**Required work**: Search the data below for the string "JSON". Extract every line that contains it.

Items from an interface collection:

___

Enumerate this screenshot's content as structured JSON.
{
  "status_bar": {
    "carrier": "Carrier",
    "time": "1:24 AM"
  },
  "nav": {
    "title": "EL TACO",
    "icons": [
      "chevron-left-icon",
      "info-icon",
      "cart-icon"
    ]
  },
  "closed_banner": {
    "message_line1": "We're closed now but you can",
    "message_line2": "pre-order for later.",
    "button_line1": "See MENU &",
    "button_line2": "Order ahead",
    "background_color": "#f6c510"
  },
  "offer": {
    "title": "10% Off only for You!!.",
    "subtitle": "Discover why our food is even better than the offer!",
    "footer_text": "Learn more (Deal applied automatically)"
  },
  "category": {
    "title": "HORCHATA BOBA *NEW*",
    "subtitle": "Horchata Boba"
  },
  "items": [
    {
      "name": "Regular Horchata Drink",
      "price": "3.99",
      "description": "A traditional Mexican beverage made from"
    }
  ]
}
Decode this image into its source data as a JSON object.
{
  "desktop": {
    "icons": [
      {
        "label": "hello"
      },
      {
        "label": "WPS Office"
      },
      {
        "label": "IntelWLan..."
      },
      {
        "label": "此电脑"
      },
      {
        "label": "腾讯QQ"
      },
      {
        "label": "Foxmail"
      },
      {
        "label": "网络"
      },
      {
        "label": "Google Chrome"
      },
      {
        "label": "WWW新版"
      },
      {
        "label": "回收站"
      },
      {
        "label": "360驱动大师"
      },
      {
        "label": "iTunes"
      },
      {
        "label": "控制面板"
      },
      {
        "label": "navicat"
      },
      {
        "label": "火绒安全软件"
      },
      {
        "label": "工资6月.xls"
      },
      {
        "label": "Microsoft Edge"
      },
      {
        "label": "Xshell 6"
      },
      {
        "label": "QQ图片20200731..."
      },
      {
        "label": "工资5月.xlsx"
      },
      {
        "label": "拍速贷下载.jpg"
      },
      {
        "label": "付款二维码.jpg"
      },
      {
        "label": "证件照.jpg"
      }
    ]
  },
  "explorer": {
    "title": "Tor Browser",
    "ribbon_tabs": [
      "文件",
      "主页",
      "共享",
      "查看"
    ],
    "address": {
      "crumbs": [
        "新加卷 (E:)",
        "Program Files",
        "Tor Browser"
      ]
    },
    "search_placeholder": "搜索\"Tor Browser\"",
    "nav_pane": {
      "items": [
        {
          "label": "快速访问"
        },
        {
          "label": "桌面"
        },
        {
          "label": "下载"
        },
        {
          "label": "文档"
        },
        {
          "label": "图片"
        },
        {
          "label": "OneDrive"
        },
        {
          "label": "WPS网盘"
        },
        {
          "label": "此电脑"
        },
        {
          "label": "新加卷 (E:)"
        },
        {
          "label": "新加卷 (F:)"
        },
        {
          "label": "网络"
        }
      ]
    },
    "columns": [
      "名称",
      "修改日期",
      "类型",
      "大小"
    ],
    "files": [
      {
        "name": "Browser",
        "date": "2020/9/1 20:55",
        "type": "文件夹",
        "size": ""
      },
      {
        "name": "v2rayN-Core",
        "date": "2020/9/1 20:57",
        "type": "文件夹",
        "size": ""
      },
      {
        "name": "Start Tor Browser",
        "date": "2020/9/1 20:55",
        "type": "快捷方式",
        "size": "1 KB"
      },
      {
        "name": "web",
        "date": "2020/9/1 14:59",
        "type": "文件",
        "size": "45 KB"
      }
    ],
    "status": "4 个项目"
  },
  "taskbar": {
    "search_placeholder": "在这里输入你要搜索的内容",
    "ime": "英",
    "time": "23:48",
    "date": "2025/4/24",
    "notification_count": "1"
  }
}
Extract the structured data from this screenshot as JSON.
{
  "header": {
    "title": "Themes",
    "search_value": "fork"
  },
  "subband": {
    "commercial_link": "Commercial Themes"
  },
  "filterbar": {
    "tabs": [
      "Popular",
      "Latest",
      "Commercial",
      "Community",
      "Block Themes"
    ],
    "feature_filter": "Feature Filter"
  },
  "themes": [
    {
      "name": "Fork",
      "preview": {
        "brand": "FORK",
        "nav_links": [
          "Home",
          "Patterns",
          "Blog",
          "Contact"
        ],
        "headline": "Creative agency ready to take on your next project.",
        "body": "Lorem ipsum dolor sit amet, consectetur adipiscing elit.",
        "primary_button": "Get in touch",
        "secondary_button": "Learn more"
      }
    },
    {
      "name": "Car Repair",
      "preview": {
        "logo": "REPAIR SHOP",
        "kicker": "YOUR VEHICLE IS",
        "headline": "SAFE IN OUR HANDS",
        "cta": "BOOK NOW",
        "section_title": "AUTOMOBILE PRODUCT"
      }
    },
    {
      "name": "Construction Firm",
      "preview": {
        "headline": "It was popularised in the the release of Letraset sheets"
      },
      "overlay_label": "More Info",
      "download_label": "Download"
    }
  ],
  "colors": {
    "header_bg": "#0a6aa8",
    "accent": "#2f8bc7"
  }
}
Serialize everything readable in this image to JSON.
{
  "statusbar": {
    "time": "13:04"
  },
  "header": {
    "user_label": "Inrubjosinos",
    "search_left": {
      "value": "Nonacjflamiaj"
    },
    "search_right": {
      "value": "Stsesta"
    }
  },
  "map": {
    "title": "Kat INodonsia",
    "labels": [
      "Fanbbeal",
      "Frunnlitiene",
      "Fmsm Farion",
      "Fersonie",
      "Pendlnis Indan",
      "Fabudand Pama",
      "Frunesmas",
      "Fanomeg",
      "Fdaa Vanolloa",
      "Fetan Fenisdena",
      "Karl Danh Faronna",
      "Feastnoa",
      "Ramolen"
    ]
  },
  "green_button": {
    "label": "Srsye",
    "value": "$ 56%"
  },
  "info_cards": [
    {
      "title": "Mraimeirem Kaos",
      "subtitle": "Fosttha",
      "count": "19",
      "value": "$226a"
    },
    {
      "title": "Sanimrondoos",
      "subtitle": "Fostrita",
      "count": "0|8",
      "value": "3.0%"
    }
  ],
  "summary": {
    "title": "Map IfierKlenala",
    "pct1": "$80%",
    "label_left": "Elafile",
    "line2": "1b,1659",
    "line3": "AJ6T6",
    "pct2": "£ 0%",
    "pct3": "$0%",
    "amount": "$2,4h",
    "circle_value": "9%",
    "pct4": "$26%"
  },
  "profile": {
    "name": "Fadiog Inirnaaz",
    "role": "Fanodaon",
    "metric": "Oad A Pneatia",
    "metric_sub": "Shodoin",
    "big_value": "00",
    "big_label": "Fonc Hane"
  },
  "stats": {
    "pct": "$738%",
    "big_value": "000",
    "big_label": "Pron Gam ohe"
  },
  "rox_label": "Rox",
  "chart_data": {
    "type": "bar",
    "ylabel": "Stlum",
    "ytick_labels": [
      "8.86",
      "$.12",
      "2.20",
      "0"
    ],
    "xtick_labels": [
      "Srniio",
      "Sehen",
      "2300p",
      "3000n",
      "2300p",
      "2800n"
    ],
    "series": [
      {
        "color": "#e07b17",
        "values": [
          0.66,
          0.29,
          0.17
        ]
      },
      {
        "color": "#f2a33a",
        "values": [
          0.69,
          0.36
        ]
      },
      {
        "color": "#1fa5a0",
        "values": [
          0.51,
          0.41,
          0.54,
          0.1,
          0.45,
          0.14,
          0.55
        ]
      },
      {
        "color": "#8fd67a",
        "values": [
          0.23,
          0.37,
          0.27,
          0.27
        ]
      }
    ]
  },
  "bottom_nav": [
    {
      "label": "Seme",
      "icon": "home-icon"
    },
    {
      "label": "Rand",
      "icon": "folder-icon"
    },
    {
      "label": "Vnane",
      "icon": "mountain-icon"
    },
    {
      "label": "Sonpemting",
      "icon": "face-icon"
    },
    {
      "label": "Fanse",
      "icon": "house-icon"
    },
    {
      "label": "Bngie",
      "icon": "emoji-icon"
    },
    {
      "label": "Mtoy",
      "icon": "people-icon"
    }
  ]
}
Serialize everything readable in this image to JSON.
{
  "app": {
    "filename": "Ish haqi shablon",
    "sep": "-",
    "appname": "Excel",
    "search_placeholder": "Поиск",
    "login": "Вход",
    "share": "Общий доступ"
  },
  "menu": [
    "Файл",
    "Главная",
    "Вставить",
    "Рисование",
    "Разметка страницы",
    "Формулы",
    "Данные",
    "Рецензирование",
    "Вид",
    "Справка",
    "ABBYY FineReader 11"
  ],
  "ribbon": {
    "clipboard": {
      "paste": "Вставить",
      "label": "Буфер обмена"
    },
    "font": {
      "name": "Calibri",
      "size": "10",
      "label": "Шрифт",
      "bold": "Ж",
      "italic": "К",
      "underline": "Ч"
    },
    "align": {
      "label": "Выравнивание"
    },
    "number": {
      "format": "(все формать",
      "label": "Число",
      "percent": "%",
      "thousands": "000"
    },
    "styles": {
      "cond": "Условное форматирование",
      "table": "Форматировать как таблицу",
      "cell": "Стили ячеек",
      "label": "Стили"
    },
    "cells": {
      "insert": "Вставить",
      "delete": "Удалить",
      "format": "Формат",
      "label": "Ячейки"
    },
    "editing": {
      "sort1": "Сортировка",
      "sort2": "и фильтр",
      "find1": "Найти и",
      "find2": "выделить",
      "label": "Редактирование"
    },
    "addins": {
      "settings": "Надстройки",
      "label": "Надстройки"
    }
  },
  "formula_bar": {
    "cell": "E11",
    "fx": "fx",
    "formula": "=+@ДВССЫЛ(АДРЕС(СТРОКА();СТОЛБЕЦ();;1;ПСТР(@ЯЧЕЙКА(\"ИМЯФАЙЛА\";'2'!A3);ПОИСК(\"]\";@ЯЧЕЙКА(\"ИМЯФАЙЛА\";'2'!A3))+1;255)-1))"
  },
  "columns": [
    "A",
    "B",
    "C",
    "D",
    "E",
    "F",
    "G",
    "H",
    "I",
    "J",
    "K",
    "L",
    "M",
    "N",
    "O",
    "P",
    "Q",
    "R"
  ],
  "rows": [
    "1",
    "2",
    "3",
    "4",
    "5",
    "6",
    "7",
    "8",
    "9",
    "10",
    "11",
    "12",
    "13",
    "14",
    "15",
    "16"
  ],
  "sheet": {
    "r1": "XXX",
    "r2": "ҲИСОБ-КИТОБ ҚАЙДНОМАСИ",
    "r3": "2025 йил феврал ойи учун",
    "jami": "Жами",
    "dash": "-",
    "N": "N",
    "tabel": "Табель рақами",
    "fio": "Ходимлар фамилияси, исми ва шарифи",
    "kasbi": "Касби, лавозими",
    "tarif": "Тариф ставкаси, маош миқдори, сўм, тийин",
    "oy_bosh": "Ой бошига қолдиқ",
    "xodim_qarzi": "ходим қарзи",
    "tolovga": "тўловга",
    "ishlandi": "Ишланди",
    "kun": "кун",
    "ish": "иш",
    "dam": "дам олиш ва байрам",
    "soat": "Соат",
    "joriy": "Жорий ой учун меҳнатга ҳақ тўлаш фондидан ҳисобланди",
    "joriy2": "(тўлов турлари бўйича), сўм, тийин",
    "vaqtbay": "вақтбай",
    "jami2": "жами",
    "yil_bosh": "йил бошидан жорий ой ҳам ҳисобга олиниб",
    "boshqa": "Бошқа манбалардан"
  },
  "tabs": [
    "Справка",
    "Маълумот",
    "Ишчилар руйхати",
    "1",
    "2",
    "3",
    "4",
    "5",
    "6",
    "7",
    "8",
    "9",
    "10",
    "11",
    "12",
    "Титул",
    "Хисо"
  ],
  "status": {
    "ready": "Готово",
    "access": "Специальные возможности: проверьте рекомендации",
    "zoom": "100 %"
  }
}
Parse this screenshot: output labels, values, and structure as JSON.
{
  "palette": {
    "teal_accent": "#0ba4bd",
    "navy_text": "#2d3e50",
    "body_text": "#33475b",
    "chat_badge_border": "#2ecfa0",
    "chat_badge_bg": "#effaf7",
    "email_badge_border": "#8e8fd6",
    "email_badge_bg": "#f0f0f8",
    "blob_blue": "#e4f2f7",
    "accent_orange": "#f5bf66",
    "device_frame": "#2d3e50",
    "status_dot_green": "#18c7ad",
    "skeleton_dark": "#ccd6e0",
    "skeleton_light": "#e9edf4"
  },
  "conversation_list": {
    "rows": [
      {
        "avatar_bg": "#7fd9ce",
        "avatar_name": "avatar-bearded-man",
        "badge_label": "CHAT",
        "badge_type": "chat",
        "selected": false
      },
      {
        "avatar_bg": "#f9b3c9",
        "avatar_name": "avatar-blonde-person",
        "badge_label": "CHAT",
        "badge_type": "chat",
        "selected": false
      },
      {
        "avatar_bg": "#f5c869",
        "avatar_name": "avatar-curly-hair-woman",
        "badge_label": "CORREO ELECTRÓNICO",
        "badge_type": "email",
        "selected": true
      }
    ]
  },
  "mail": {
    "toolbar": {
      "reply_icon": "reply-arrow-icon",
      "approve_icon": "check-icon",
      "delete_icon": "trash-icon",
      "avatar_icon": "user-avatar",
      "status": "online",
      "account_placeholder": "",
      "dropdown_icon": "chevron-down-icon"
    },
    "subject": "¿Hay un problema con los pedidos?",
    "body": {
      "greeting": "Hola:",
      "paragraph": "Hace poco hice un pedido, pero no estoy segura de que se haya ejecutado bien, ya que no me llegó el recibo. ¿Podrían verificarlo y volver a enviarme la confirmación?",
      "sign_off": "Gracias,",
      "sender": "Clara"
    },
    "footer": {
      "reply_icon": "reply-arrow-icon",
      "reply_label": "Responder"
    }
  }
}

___

**Your solution**:
Enumerate this screenshot's content as structured JSON.
Decode this image into its source data as a JSON object.
Extract the structured data from this screenshot as JSON.
Serialize everything readable in this image to JSON.
Serialize everything readable in this image to JSON.
Parse this screenshot: output labels, values, and structure as JSON.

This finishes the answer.